=== Given entries ===

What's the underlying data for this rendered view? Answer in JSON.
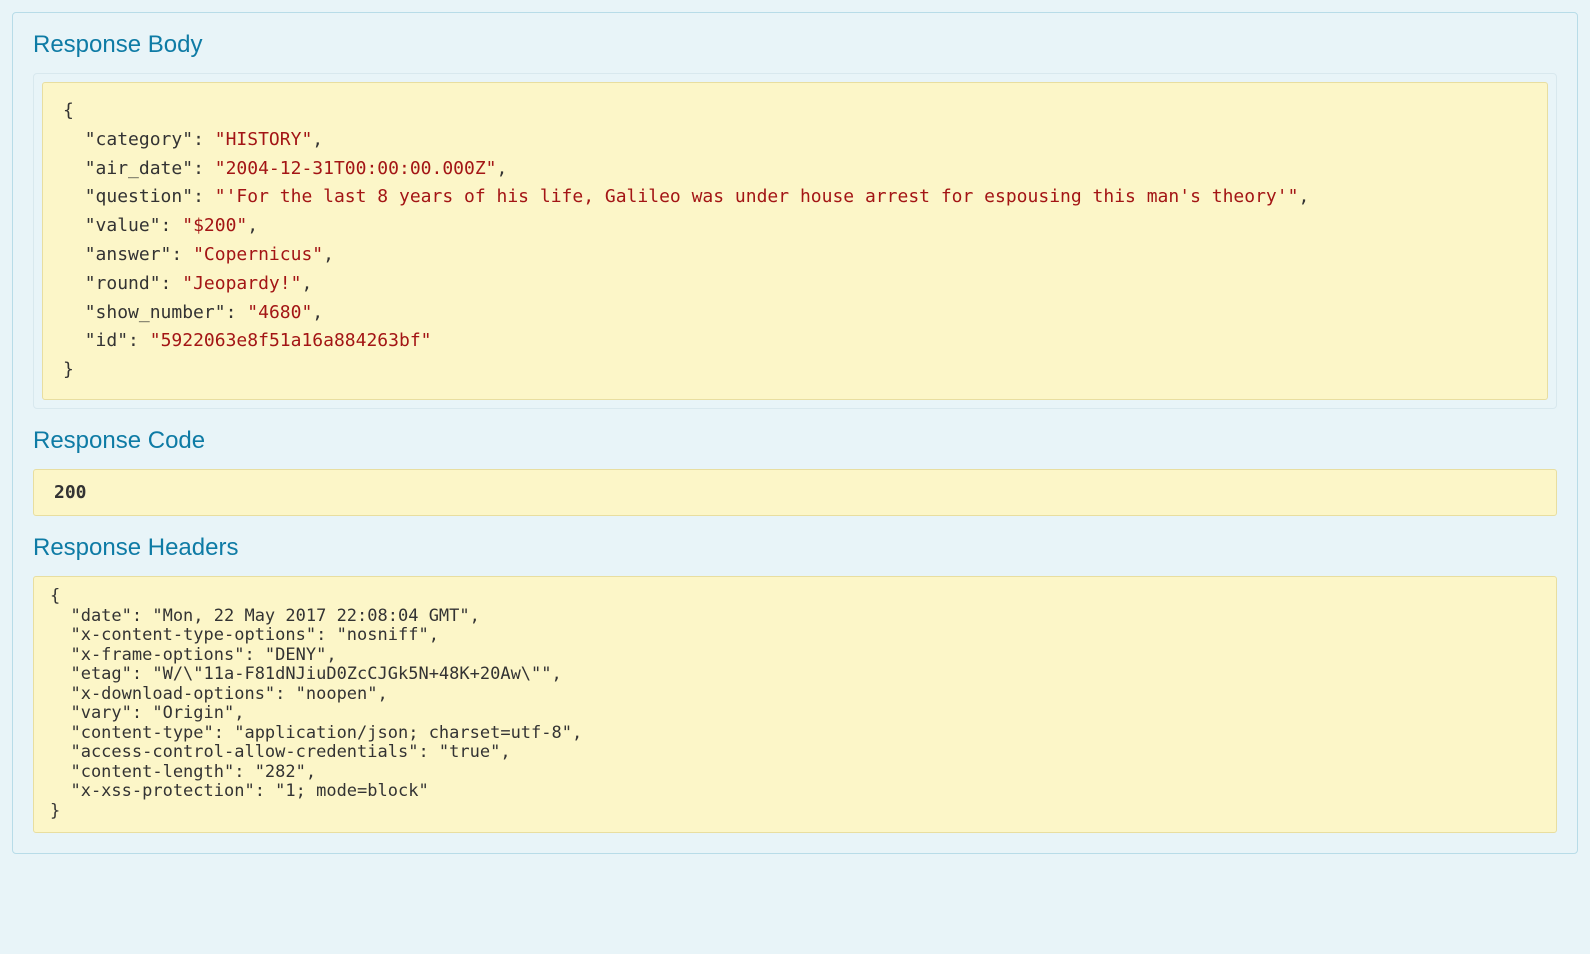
{
  "sections": {
    "response_body_title": "Response Body",
    "response_code_title": "Response Code",
    "response_headers_title": "Response Headers"
  },
  "response_body": {
    "category": "HISTORY",
    "air_date": "2004-12-31T00:00:00.000Z",
    "question": "'For the last 8 years of his life, Galileo was under house arrest for espousing this man's theory'",
    "value": "$200",
    "answer": "Copernicus",
    "round": "Jeopardy!",
    "show_number": "4680",
    "id": "5922063e8f51a16a884263bf"
  },
  "response_code": "200",
  "response_headers": {
    "date": "Mon, 22 May 2017 22:08:04 GMT",
    "x-content-type-options": "nosniff",
    "x-frame-options": "DENY",
    "etag": "W/\"11a-F81dNJiuD0ZcCJGk5N+48K+20Aw\"",
    "x-download-options": "noopen",
    "vary": "Origin",
    "content-type": "application/json; charset=utf-8",
    "access-control-allow-credentials": "true",
    "content-length": "282",
    "x-xss-protection": "1; mode=block"
  }
}
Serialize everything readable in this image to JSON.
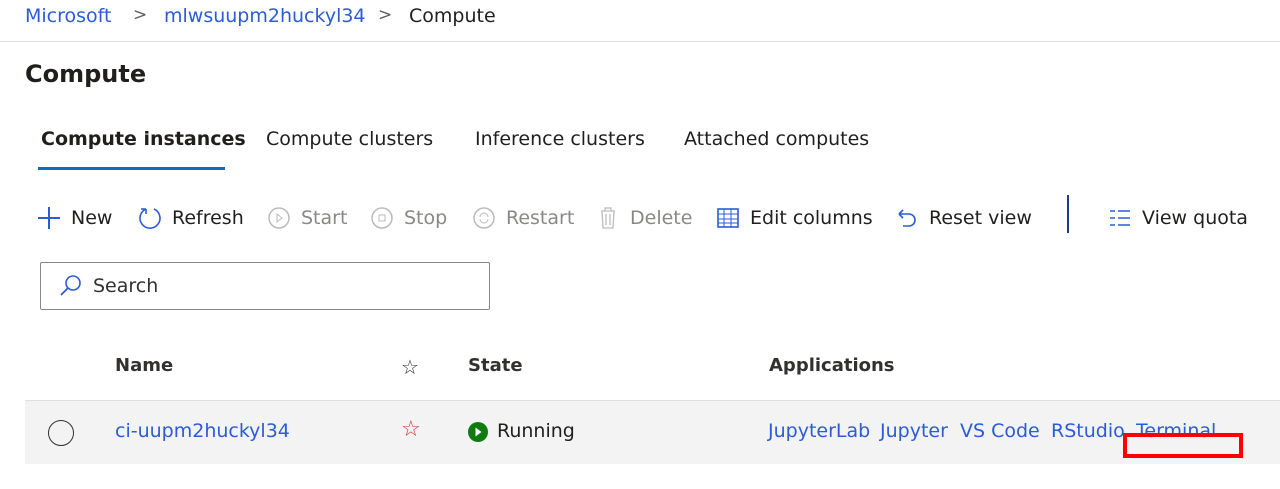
{
  "breadcrumb": [
    "Microsoft",
    "mlwsuupm2huckyl34",
    "Compute"
  ],
  "page_title": "Compute",
  "tabs": [
    {
      "label": "Compute instances",
      "active": true
    },
    {
      "label": "Compute clusters"
    },
    {
      "label": "Inference clusters"
    },
    {
      "label": "Attached computes"
    }
  ],
  "toolbar": {
    "new": "New",
    "refresh": "Refresh",
    "start": "Start",
    "stop": "Stop",
    "restart": "Restart",
    "delete": "Delete",
    "edit_columns": "Edit columns",
    "reset_view": "Reset view",
    "view_quota": "View quota"
  },
  "search": {
    "placeholder": "Search"
  },
  "table": {
    "headers": {
      "name": "Name",
      "state": "State",
      "applications": "Applications"
    },
    "rows": [
      {
        "name": "ci-uupm2huckyl34",
        "state": "Running",
        "apps": [
          "JupyterLab",
          "Jupyter",
          "VS Code",
          "RStudio",
          "Terminal"
        ]
      }
    ]
  },
  "colors": {
    "accent": "#0f6cbd",
    "link": "#2b5bd7",
    "running": "#107c10",
    "highlight": "#ff0000",
    "favorite": "#d13438"
  }
}
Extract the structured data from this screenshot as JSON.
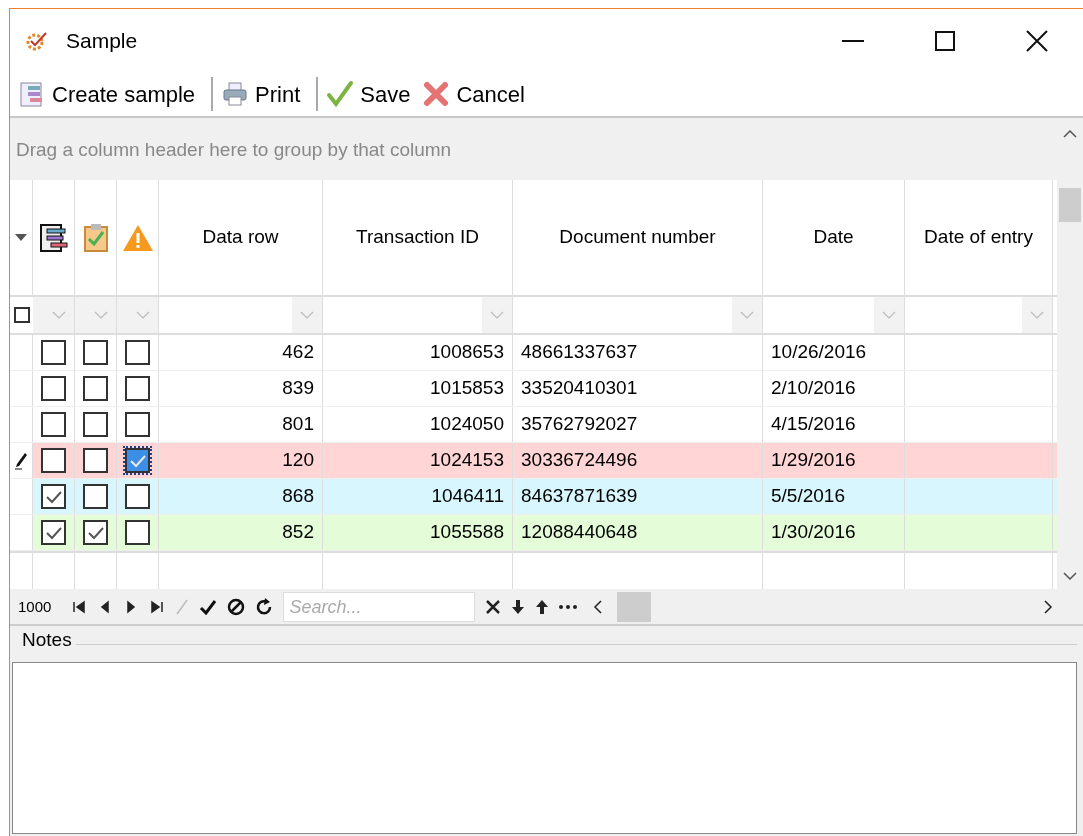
{
  "window": {
    "title": "Sample"
  },
  "toolbar": [
    {
      "label": "Create sample"
    },
    {
      "label": "Print"
    },
    {
      "label": "Save"
    },
    {
      "label": "Cancel"
    }
  ],
  "grid": {
    "group_panel": "Drag a column header here to group by that column",
    "columns": [
      {
        "label": "Data row"
      },
      {
        "label": "Transaction ID"
      },
      {
        "label": "Document number"
      },
      {
        "label": "Date"
      },
      {
        "label": "Date of entry"
      }
    ],
    "filter_all_checked": false,
    "rows": [
      {
        "editing": false,
        "color": "#ffffff",
        "checks": [
          {
            "checked": false,
            "focused": false
          },
          {
            "checked": false,
            "focused": false
          },
          {
            "checked": false,
            "focused": false
          }
        ],
        "cells": [
          "462",
          "1008653",
          "48661337637",
          "10/26/2016"
        ]
      },
      {
        "editing": false,
        "color": "#ffffff",
        "checks": [
          {
            "checked": false,
            "focused": false
          },
          {
            "checked": false,
            "focused": false
          },
          {
            "checked": false,
            "focused": false
          }
        ],
        "cells": [
          "839",
          "1015853",
          "33520410301",
          "2/10/2016"
        ]
      },
      {
        "editing": false,
        "color": "#ffffff",
        "checks": [
          {
            "checked": false,
            "focused": false
          },
          {
            "checked": false,
            "focused": false
          },
          {
            "checked": false,
            "focused": false
          }
        ],
        "cells": [
          "801",
          "1024050",
          "35762792027",
          "4/15/2016"
        ]
      },
      {
        "editing": true,
        "color": "#ffd5d5",
        "checks": [
          {
            "checked": false,
            "focused": false
          },
          {
            "checked": false,
            "focused": false
          },
          {
            "checked": true,
            "focused": true
          }
        ],
        "cells": [
          "120",
          "1024153",
          "30336724496",
          "1/29/2016"
        ]
      },
      {
        "editing": false,
        "color": "#d8f6fd",
        "checks": [
          {
            "checked": true,
            "focused": false
          },
          {
            "checked": false,
            "focused": false
          },
          {
            "checked": false,
            "focused": false
          }
        ],
        "cells": [
          "868",
          "1046411",
          "84637871639",
          "5/5/2016"
        ]
      },
      {
        "editing": false,
        "color": "#e4fcd8",
        "checks": [
          {
            "checked": true,
            "focused": false
          },
          {
            "checked": true,
            "focused": false
          },
          {
            "checked": false,
            "focused": false
          }
        ],
        "cells": [
          "852",
          "1055588",
          "12088440648",
          "1/30/2016"
        ]
      }
    ],
    "navigator": {
      "record_count": "1000",
      "search": {
        "placeholder": "Search..."
      }
    }
  },
  "notes": {
    "label": "Notes"
  }
}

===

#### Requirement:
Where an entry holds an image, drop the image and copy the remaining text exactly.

#### Written response:
What's the underlying data for this rendered view? Answer in JSON.
{
  "sections": {
    "response_body_title": "Response Body",
    "response_code_title": "Response Code",
    "response_headers_title": "Response Headers"
  },
  "response_body": {
    "category": "HISTORY",
    "air_date": "2004-12-31T00:00:00.000Z",
    "question": "'For the last 8 years of his life, Galileo was under house arrest for espousing this man's theory'",
    "value": "$200",
    "answer": "Copernicus",
    "round": "Jeopardy!",
    "show_number": "4680",
    "id": "5922063e8f51a16a884263bf"
  },
  "response_code": "200",
  "response_headers": {
    "date": "Mon, 22 May 2017 22:08:04 GMT",
    "x-content-type-options": "nosniff",
    "x-frame-options": "DENY",
    "etag": "W/\"11a-F81dNJiuD0ZcCJGk5N+48K+20Aw\"",
    "x-download-options": "noopen",
    "vary": "Origin",
    "content-type": "application/json; charset=utf-8",
    "access-control-allow-credentials": "true",
    "content-length": "282",
    "x-xss-protection": "1; mode=block"
  }
}
Serialize everything readable in this image to JSON.
{
  "breadcrumb": [
    "Microsoft",
    "mlwsuupm2huckyl34",
    "Compute"
  ],
  "page_title": "Compute",
  "tabs": [
    {
      "label": "Compute instances",
      "active": true
    },
    {
      "label": "Compute clusters"
    },
    {
      "label": "Inference clusters"
    },
    {
      "label": "Attached computes"
    }
  ],
  "toolbar": {
    "new": "New",
    "refresh": "Refresh",
    "start": "Start",
    "stop": "Stop",
    "restart": "Restart",
    "delete": "Delete",
    "edit_columns": "Edit columns",
    "reset_view": "Reset view",
    "view_quota": "View quota"
  },
  "search": {
    "placeholder": "Search"
  },
  "table": {
    "headers": {
      "name": "Name",
      "state": "State",
      "applications": "Applications"
    },
    "rows": [
      {
        "name": "ci-uupm2huckyl34",
        "state": "Running",
        "apps": [
          "JupyterLab",
          "Jupyter",
          "VS Code",
          "RStudio",
          "Terminal"
        ]
      }
    ]
  },
  "colors": {
    "accent": "#0f6cbd",
    "link": "#2b5bd7",
    "running": "#107c10",
    "highlight": "#ff0000",
    "favorite": "#d13438"
  }
}
Extract the structured data from this screenshot as JSON.
{
  "window": {
    "title": "Sample"
  },
  "toolbar": [
    {
      "label": "Create sample"
    },
    {
      "label": "Print"
    },
    {
      "label": "Save"
    },
    {
      "label": "Cancel"
    }
  ],
  "grid": {
    "group_panel": "Drag a column header here to group by that column",
    "columns": [
      {
        "label": "Data row"
      },
      {
        "label": "Transaction ID"
      },
      {
        "label": "Document number"
      },
      {
        "label": "Date"
      },
      {
        "label": "Date of entry"
      }
    ],
    "filter_all_checked": false,
    "rows": [
      {
        "editing": false,
        "color": "#ffffff",
        "checks": [
          {
            "checked": false,
            "focused": false
          },
          {
            "checked": false,
            "focused": false
          },
          {
            "checked": false,
            "focused": false
          }
        ],
        "cells": [
          "462",
          "1008653",
          "48661337637",
          "10/26/2016"
        ]
      },
      {
        "editing": false,
        "color": "#ffffff",
        "checks": [
          {
            "checked": false,
            "focused": false
          },
          {
            "checked": false,
            "focused": false
          },
          {
            "checked": false,
            "focused": false
          }
        ],
        "cells": [
          "839",
          "1015853",
          "33520410301",
          "2/10/2016"
        ]
      },
      {
        "editing": false,
        "color": "#ffffff",
        "checks": [
          {
            "checked": false,
            "focused": false
          },
          {
            "checked": false,
            "focused": false
          },
          {
            "checked": false,
            "focused": false
          }
        ],
        "cells": [
          "801",
          "1024050",
          "35762792027",
          "4/15/2016"
        ]
      },
      {
        "editing": true,
        "color": "#ffd5d5",
        "checks": [
          {
            "checked": false,
            "focused": false
          },
          {
            "checked": false,
            "focused": false
          },
          {
            "checked": true,
            "focused": true
          }
        ],
        "cells": [
          "120",
          "1024153",
          "30336724496",
          "1/29/2016"
        ]
      },
      {
        "editing": false,
        "color": "#d8f6fd",
        "checks": [
          {
            "checked": true,
            "focused": false
          },
          {
            "checked": false,
            "focused": false
          },
          {
            "checked": false,
            "focused": false
          }
        ],
        "cells": [
          "868",
          "1046411",
          "84637871639",
          "5/5/2016"
        ]
      },
      {
        "editing": false,
        "color": "#e4fcd8",
        "checks": [
          {
            "checked": true,
            "focused": false
          },
          {
            "checked": true,
            "focused": false
          },
          {
            "checked": false,
            "focused": false
          }
        ],
        "cells": [
          "852",
          "1055588",
          "12088440648",
          "1/30/2016"
        ]
      }
    ],
    "navigator": {
      "record_count": "1000",
      "search": {
        "placeholder": "Search..."
      }
    }
  },
  "notes": {
    "label": "Notes"
  }
}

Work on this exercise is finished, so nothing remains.